TR: When you mentioned [rhythmic] patterns—and I know that [modern classical composers] Steve Reich and John Adams play off a lot of them—I thought of jazz saxophonist Steve Coleman.  Did you ever listen to his stuff.

JCP: Yes. I really like his M-Base ensembles. I love the fact that he always has these rhythmic patterns that sort of sound like minimalism. That sort of intricacy of rhythm is very attractive. Plus, his music is often set in this funk aesthetic. His emphasis on rhythm is very similar to what I do and to what a lot of other new music composers do. 

TR: Do you think that’s a byproduct of living in the hip-hop generation?

JCP: Well there are those remix album of Steve Reich’s music [from 1999 and 2006], on which various DJs sort of re-interpreted his music.  I know that some of the new music composers have heard hip-hop, but I find that that it’s less of a direct influence to them. For them, most of them didn’t grow up listening to hip-hop. It’s like me, I heard a lot of music, but there were certain things that I listened to more than others.

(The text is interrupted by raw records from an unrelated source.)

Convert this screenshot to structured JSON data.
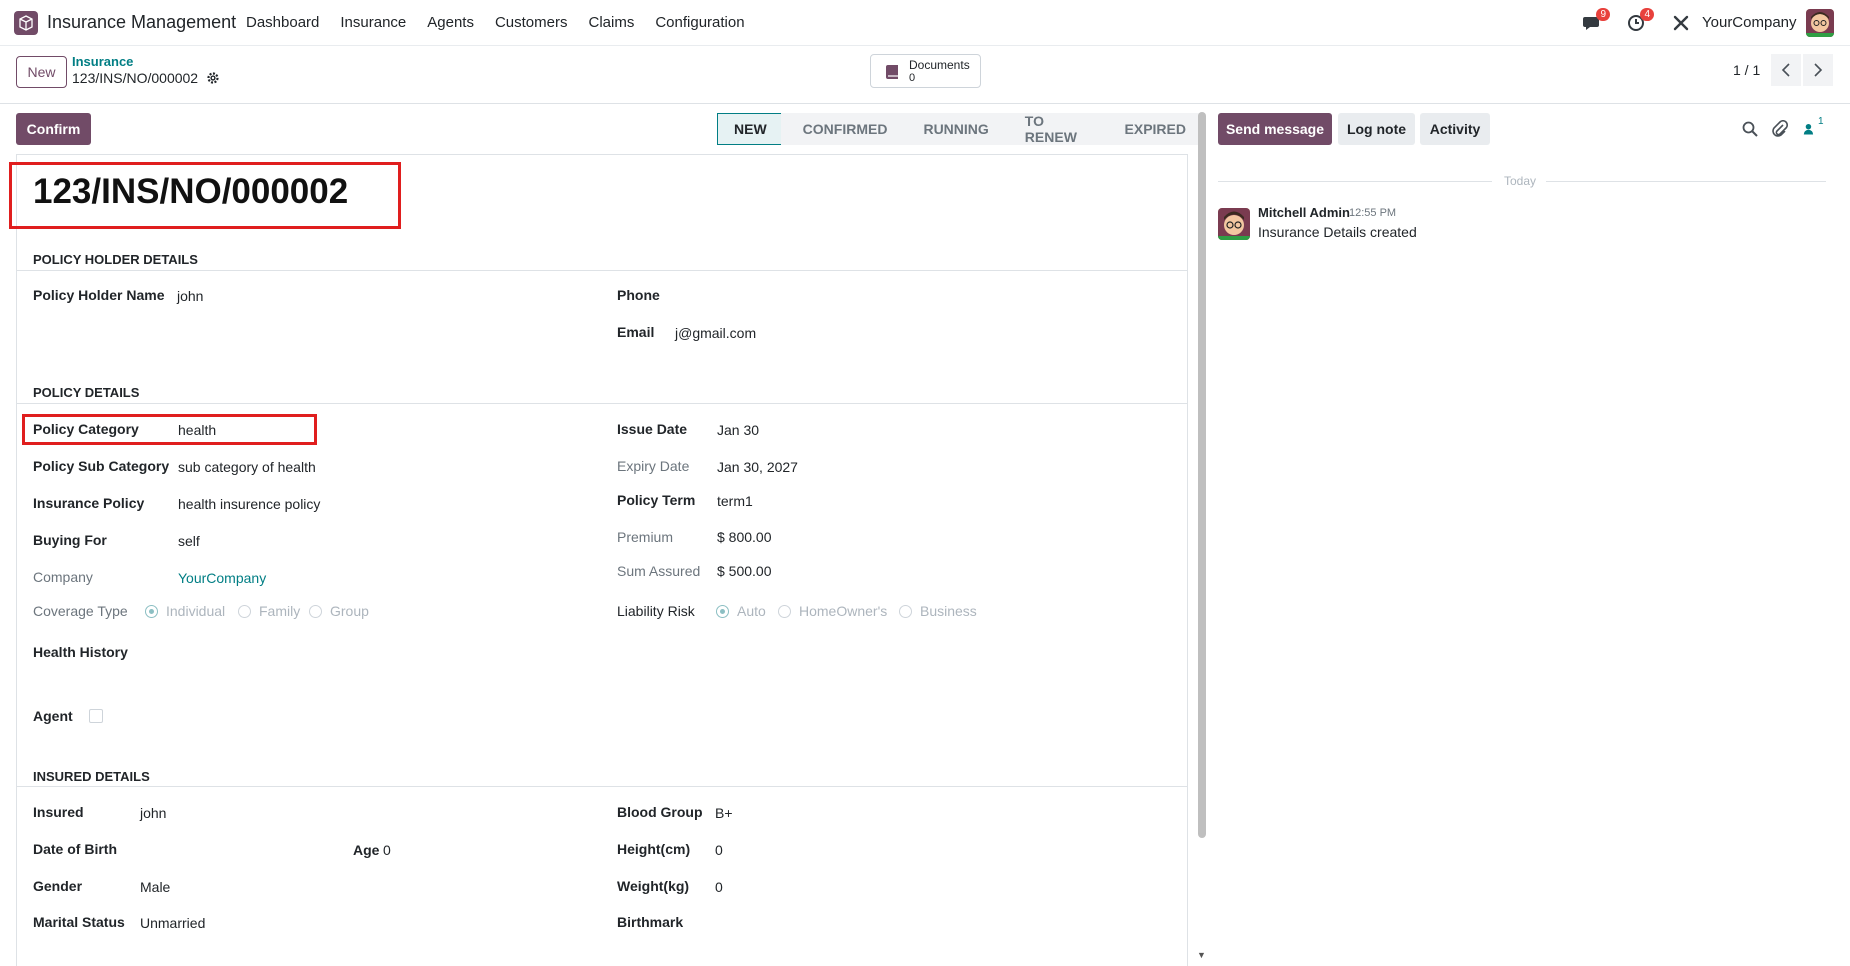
{
  "navbar": {
    "app_name": "Insurance Management",
    "menu": [
      "Dashboard",
      "Insurance",
      "Agents",
      "Customers",
      "Claims",
      "Configuration"
    ],
    "messages_badge": "9",
    "activities_badge": "4",
    "company": "YourCompany"
  },
  "control_panel": {
    "new_label": "New",
    "breadcrumb_parent": "Insurance",
    "breadcrumb_current": "123/INS/NO/000002",
    "documents_label": "Documents",
    "documents_count": "0",
    "pager": "1 / 1"
  },
  "statusbar": {
    "confirm_label": "Confirm",
    "stages": [
      "NEW",
      "CONFIRMED",
      "RUNNING",
      "TO RENEW",
      "EXPIRED"
    ],
    "active_stage": "NEW"
  },
  "form": {
    "title": "123/INS/NO/000002",
    "policy_holder": {
      "section": "POLICY HOLDER DETAILS",
      "name_label": "Policy Holder Name",
      "name_value": "john",
      "phone_label": "Phone",
      "phone_value": "",
      "email_label": "Email",
      "email_value": "j@gmail.com"
    },
    "policy": {
      "section": "POLICY DETAILS",
      "category_label": "Policy Category",
      "category_value": "health",
      "sub_category_label": "Policy Sub Category",
      "sub_category_value": "sub category of health",
      "insurance_policy_label": "Insurance Policy",
      "insurance_policy_value": "health insurence policy",
      "buying_for_label": "Buying For",
      "buying_for_value": "self",
      "company_label": "Company",
      "company_value": "YourCompany",
      "coverage_label": "Coverage Type",
      "coverage_options": [
        "Individual",
        "Family",
        "Group"
      ],
      "coverage_selected": "Individual",
      "health_history_label": "Health History",
      "agent_label": "Agent",
      "issue_date_label": "Issue Date",
      "issue_date_value": "Jan 30",
      "expiry_date_label": "Expiry Date",
      "expiry_date_value": "Jan 30, 2027",
      "term_label": "Policy Term",
      "term_value": "term1",
      "premium_label": "Premium",
      "premium_value": "$ 800.00",
      "sum_assured_label": "Sum Assured",
      "sum_assured_value": "$ 500.00",
      "liability_label": "Liability Risk",
      "liability_options": [
        "Auto",
        "HomeOwner's",
        "Business"
      ],
      "liability_selected": "Auto"
    },
    "insured": {
      "section": "INSURED DETAILS",
      "insured_label": "Insured",
      "insured_value": "john",
      "dob_label": "Date of Birth",
      "dob_value": "",
      "age_label": "Age",
      "age_value": "0",
      "gender_label": "Gender",
      "gender_value": "Male",
      "marital_label": "Marital Status",
      "marital_value": "Unmarried",
      "blood_label": "Blood Group",
      "blood_value": "B+",
      "height_label": "Height(cm)",
      "height_value": "0",
      "weight_label": "Weight(kg)",
      "weight_value": "0",
      "birthmark_label": "Birthmark",
      "birthmark_value": ""
    }
  },
  "chatter": {
    "send_label": "Send message",
    "log_label": "Log note",
    "activity_label": "Activity",
    "followers_count": "1",
    "today_label": "Today",
    "message": {
      "author": "Mitchell Admin",
      "time": "12:55 PM",
      "body": "Insurance Details created"
    }
  },
  "colors": {
    "brand": "#714b67",
    "link": "#017e84",
    "highlight": "#e01e1e"
  }
}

But you can’t deny hip-hop’s influence on modern music—just the process of making hip-hop and the emphasis on rhythm and smashing and slicing up things, that’s very influential.  We live in the time where hip-hop and R&B music are the dominant musics; they are today’s pop music.